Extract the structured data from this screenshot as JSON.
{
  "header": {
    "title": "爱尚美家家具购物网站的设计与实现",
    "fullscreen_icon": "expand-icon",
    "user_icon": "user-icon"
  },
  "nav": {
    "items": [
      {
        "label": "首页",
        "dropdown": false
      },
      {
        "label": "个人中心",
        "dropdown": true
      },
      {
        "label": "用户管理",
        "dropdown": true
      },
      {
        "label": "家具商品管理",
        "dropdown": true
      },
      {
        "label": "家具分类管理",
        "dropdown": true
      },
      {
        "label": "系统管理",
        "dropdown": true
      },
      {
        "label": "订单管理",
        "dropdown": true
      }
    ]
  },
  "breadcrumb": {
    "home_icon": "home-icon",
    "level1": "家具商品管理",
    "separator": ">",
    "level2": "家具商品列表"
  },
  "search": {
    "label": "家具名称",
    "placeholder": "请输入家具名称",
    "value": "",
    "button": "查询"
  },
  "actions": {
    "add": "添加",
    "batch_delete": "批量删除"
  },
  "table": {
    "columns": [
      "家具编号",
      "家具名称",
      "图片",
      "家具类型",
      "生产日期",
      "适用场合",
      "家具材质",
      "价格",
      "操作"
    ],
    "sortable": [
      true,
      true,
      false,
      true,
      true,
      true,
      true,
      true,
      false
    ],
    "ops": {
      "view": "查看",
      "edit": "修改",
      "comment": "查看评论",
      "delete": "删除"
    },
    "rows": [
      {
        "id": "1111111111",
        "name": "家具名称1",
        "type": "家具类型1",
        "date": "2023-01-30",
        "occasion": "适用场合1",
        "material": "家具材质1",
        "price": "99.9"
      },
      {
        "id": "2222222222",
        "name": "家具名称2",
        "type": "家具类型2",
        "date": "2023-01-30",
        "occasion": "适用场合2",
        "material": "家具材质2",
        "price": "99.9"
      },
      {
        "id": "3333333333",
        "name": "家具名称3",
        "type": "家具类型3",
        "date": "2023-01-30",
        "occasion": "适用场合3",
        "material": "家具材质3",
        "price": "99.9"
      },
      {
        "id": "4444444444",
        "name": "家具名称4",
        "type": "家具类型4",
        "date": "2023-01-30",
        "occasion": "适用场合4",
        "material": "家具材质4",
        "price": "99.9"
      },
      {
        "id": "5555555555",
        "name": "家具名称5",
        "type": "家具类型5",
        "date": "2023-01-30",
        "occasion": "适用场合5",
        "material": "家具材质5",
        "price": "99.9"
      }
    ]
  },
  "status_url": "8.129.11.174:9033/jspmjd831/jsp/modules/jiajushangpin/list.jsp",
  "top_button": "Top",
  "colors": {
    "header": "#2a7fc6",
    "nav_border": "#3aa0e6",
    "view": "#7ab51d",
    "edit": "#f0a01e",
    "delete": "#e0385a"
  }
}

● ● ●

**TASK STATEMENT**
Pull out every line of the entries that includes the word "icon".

**EXERCISE OUTPUT**
    "fullscreen_icon": "expand-icon",
    "user_icon": "user-icon"
    "home_icon": "home-icon",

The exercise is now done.